‘Trance’: Hypnotic heist thriller plays mind games
A movie review of “Trance,” director Danny Boyle’s sleek psychological puzzler in which hypnotherapy is the key to unlocking the secret of where a stolen Goya masterpiece is hidden. James McAvoy, Vincent Cassel and Rosario Dawson star.
Special to The Seattle Times
‘Trance,’ with James McAvoy, Vincent Cassel, Rosario Dawson. Directed by Danny Boyle, from a screenplay by Joe Ahearne and John Hodge. 101 minutes. Rated R for sexual content, graphic nudity, violence, some grisly images and language. Several theaters.
What is reality? In “Trance,” only director Danny Boyle knows for sure. And he leaves it to the audience to try to figure out just what’s up, and what’s going down, in this sleek psychological puzzler.
The picture opens with a daring daylight robbery in which a Goya masterpiece is the target of a bold band of art thieves led by a Frenchman named Franck (Vincent Cassel). They burst in on a megabucks London auction but unexpectedly come up empty. They blame an inside man (played by James McAvoy) for the failure of the caper, but a bout of unpleasant torture — those fingernails will grow back someday, son — reveals that McAvoy’s character, Simon, can’t for the much-threatened life of him remember what he did with the painting. A bash on the head suffered during the heist has scrambled Simon’s brain and buried the memory of the painting’s hiding place somewhere deep in his subconscious.
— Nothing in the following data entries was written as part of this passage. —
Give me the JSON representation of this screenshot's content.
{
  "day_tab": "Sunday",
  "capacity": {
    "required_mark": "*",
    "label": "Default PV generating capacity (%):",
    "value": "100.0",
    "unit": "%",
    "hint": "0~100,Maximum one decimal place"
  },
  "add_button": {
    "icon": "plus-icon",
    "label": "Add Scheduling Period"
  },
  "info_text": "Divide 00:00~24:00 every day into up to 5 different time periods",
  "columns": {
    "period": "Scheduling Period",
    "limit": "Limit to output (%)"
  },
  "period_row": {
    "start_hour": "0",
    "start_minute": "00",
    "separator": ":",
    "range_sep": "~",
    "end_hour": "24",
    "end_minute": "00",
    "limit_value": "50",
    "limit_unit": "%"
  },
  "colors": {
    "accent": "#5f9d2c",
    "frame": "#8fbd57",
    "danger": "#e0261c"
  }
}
The thieves eventually figure that maybe hypnotism will accomplish what fingernail removal can’t, and they seek the services of a hypnotherapist named Elizabeth (Rosario Dawson). And that’s when things take a turn for the twisty. Welcome to a disorienting maze of interlocking mind games.
Boyle (director of the Oscar-winning “Slumdog Millionaire”), working from a script credited to Joe Ahearne and frequent Boyle collaborator John Hodge (“Shallow Grave” and “Trainspotting” are two of their past collaborations), artfully toys with audience perceptions of what, exactly, is going on here. The fact is, things get very inexact as it becomes increasingly unclear whether scenes we’re seeing represent the characters’ reality or whether it’s what they’re experiencing in a trance state induced by Elizabeth. To complicate matters even further, the audience is left to wonder just whose trance state is playing out at any particular moment. Is it Simon’s? Could it be Franck’s? Someone else’s?
The search for the hidden corner of Simon’s mind where the key to the painting’s hiding place resides uncovers a tangle of other secrets, some sexual in nature, some violent, some touching on scream-inducing primal fears.
It’s all one big guessing game, and that’s what makes the picture so enjoyable. The fun comes in the form of the surprises “Trance” springs on you every step of the way.
Enjoyable, too, are the performances, with each of the three main actors smoothly executing chameleonlike shifts of temperament that muddy perceptions of who here is the hero or heroine (if there in fact is one) and who is the villain.
All the major characters harbor concealed agendas that Boyle reveals in an adroit manner that ratchets up the tension until it’s released in a genuinely nightmarish conclusion.
Soren Andersen: firstname.lastname@example.org